Basically, my husband would like me to go back to work. I won't. I certainly won't go back to what I was doing previously (local government energy efficiency/climate change advisor) and the only other thing I can really see myself doing is the job I had before university (Leeds): I was a library assistant. I loved being a library assistant; I loved every part of it, from the hours spent shelving to the tramps weeing in the corner. I used to carry a little notebook in my back pocket, in which I scribbled down the titles of all the books that I would one day read. Needless to say, the list grew much faster than I could cross them off. I wish I still had it: goodness knows where it went. I wouldn't have knowingly thrown it away - perhaps it went through the wash. Anyway, pity the pay's so poor. Still, I'll do it, just not yet. I'm really enjoying doing what I'm doing and, at the risk of jinxing the whole thing irretrievably, I think my book's quite good. It's not going to win the Booker, but I think it's readable. I hope it is.

Speak soon,
Love A

43,260 Words

I'm writing a book. It may turn out not to be a very good book, but I'm writing it anyway.

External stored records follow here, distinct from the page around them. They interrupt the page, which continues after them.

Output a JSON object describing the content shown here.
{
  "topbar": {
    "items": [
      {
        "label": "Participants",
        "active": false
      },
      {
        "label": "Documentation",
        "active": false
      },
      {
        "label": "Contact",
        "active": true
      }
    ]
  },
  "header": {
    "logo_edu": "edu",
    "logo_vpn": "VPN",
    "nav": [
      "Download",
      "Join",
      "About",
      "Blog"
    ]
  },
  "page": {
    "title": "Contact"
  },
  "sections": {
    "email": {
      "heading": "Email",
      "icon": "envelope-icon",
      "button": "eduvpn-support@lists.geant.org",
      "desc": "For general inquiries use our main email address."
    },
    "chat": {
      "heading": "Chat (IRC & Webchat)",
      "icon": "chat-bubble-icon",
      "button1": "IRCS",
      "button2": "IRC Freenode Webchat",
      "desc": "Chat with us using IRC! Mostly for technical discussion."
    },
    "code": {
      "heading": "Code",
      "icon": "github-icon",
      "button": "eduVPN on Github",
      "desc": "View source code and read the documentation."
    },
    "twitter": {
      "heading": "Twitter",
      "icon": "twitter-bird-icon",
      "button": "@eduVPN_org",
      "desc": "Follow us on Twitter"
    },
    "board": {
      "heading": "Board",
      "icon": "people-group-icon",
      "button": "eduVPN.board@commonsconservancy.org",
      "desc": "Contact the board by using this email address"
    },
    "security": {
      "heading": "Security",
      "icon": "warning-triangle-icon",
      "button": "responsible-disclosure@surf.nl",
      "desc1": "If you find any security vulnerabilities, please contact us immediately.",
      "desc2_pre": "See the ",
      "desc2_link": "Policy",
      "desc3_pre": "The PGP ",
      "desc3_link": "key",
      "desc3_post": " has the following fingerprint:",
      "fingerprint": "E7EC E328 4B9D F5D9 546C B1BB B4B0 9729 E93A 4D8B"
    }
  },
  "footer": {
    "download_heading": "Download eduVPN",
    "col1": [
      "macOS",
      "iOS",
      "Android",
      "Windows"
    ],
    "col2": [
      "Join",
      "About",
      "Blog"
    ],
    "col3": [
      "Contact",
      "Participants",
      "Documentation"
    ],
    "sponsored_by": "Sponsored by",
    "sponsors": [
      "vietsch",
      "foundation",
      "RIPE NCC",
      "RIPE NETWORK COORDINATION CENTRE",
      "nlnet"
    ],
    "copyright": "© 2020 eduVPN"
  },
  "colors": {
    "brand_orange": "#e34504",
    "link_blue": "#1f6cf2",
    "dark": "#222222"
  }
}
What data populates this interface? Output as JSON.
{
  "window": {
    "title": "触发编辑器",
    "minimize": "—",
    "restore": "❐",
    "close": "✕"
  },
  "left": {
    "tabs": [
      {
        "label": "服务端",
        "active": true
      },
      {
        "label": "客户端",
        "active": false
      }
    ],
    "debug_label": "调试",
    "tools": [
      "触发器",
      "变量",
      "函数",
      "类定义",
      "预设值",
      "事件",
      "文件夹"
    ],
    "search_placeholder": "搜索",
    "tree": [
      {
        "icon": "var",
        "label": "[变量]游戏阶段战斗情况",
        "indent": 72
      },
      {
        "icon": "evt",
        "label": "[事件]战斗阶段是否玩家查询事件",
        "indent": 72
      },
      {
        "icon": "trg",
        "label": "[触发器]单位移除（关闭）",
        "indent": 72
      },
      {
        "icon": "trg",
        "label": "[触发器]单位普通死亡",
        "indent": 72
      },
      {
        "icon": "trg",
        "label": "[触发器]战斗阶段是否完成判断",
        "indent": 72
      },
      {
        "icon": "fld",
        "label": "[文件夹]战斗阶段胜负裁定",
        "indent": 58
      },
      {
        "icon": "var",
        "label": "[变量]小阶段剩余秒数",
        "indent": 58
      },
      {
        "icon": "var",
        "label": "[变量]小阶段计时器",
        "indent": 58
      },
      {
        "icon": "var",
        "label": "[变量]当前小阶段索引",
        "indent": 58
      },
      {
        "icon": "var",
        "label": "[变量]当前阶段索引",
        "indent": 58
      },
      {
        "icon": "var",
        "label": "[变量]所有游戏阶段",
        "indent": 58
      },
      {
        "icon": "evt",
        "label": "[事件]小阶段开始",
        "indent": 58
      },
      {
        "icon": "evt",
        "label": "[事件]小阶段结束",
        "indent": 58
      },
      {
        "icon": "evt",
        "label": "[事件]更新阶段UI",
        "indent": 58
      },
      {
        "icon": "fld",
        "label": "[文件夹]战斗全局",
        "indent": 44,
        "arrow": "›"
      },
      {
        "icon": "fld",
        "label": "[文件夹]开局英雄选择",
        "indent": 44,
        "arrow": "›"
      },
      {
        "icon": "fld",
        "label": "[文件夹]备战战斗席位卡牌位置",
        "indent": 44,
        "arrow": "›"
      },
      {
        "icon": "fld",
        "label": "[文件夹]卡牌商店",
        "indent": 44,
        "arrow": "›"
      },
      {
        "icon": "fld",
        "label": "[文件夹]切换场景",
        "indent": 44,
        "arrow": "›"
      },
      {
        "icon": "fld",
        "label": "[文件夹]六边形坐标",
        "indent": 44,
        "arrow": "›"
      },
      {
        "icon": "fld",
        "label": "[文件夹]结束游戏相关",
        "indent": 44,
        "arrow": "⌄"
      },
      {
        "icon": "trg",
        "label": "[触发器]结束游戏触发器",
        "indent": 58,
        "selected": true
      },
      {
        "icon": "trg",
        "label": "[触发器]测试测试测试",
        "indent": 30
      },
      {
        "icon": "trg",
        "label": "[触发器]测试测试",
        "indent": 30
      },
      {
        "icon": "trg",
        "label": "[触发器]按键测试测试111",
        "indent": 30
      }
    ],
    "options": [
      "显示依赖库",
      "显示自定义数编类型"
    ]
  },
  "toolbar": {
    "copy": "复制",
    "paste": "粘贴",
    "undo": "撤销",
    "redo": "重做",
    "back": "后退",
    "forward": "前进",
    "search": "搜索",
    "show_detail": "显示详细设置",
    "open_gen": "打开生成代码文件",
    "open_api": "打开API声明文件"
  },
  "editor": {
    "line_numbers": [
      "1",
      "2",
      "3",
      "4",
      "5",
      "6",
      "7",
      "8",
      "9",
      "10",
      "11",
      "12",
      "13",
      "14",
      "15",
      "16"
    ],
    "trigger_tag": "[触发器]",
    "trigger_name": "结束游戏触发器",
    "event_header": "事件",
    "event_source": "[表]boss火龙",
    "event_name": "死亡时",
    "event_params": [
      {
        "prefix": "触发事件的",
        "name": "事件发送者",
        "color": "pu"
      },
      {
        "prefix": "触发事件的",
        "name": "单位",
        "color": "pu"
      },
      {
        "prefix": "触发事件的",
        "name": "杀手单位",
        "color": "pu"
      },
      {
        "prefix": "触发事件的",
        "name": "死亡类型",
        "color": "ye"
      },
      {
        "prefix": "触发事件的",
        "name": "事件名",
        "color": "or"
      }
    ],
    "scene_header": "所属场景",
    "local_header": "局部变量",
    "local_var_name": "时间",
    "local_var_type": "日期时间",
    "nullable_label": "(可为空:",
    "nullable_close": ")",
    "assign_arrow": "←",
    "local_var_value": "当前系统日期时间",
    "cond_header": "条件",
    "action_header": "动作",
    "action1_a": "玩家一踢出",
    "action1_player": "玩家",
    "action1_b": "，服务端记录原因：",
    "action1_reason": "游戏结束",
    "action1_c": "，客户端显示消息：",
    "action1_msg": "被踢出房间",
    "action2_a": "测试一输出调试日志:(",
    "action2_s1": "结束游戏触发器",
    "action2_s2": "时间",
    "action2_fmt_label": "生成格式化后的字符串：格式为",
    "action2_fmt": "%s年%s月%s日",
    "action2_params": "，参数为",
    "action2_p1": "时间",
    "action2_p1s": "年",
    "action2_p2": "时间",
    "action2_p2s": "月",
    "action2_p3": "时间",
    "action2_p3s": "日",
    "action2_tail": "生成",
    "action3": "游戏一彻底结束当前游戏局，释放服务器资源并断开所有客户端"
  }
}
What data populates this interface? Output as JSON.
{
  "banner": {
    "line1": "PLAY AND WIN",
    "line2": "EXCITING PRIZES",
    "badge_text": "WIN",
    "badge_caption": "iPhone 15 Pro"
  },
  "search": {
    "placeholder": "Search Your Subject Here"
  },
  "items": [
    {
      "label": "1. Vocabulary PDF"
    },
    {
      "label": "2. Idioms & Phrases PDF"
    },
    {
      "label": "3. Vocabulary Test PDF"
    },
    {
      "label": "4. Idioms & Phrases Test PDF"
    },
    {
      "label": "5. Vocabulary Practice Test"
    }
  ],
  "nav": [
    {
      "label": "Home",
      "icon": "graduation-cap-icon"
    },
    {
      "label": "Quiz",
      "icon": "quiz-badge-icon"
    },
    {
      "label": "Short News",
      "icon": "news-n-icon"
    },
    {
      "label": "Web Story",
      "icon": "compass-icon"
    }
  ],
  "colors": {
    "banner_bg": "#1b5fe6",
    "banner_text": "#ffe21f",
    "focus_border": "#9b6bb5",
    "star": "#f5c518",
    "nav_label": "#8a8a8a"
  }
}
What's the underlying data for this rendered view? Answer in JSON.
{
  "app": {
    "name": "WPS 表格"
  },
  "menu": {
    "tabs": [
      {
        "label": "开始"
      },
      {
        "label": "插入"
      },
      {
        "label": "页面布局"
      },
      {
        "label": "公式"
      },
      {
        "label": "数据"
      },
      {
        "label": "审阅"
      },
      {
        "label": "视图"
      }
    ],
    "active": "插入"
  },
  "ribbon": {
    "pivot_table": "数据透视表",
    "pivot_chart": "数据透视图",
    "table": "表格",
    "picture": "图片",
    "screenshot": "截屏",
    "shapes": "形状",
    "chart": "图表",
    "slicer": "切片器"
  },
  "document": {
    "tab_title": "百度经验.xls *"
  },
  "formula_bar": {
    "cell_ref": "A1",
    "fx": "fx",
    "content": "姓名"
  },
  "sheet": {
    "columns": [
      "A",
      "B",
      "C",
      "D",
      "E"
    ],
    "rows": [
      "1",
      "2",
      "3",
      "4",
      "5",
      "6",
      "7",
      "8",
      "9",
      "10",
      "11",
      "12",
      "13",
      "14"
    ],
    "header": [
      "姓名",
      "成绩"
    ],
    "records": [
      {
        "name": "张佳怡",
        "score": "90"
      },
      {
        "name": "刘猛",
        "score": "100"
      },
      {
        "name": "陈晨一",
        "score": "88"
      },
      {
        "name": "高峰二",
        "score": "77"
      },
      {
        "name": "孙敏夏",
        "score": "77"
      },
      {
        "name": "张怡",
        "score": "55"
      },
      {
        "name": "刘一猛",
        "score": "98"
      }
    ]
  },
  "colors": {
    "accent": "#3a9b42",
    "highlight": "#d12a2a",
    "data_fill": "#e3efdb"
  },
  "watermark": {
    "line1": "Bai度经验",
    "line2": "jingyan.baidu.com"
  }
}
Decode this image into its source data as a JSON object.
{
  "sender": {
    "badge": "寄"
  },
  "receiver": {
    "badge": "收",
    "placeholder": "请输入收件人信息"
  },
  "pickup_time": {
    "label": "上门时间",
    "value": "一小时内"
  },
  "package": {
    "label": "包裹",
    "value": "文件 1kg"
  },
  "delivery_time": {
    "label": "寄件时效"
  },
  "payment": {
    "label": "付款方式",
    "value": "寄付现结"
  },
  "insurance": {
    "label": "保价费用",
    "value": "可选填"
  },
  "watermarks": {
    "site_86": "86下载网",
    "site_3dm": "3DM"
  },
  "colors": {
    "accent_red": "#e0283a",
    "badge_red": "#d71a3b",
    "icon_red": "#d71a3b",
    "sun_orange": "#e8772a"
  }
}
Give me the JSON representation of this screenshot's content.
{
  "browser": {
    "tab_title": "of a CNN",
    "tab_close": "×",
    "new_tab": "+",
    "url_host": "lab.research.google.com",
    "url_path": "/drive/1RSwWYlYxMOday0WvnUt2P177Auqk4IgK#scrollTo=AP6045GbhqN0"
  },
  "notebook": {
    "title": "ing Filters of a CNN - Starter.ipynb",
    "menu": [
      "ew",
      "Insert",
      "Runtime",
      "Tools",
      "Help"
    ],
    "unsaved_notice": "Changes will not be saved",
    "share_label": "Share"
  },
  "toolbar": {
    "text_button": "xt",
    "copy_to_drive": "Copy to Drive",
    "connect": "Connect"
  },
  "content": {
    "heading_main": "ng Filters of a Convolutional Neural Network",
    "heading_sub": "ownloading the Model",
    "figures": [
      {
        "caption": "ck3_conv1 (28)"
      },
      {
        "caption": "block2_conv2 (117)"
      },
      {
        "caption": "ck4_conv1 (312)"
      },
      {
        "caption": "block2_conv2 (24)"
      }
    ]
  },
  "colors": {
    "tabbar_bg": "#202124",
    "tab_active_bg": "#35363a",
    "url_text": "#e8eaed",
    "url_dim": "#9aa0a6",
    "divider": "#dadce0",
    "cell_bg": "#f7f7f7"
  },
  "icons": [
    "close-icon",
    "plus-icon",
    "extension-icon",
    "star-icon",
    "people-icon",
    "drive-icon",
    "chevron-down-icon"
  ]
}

It all started when I was pregnant with my second child... no, actually it started when I was about eleven and I tried to write a romantic novel about a pretty young brunette named Poppy. I had just read Menfreya and I'm afraid to say it had affected me deeply. Anyway, this novel is crime fiction, but I'm hoping it's more literary than most - it's a sort of cross-over thing I'm after; not strictly genre, as they say in the Guardian Review.

I'd be doing a lot better if the baby would stop growing up and go back to those two- and three-hour naps I used to love! (I'm going to try and stop using so many exclamation marks; I do think they look tacky.) I'd also be doing better if I didn't have to spend five minutes every day waiting for fifty or so pornographic spam emails to load onto my computer, and then another five deleting them all off. I've tried unsubscribing (ironic, since I never subscribed in the first place) but to no avail. I need to investigate the spam settings on my email programme more thoroughly I think - another afternoon lost, with no advance on the word count.

Speak soon,
Love A